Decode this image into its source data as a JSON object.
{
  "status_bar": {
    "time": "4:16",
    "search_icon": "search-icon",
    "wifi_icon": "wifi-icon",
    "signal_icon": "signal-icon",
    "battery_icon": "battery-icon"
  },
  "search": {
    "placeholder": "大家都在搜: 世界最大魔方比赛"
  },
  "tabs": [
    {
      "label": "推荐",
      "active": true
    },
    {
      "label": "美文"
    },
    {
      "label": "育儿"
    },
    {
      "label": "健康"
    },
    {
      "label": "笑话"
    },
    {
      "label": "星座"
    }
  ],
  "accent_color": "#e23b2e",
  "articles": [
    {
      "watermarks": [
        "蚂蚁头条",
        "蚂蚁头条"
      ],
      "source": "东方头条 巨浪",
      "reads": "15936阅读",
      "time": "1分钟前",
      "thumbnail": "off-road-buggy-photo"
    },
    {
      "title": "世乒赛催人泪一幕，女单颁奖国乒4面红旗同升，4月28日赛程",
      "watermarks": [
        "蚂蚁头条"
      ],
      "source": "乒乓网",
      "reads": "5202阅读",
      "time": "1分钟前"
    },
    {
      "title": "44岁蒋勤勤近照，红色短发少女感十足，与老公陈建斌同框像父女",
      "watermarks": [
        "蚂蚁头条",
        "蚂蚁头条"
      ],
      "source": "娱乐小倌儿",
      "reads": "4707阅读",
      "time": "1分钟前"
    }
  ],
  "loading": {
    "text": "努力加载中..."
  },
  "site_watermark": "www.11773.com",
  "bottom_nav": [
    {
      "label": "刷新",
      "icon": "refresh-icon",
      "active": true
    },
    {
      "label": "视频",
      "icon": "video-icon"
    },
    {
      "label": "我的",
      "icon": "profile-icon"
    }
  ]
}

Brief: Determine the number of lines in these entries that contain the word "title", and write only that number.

Result for this task: 2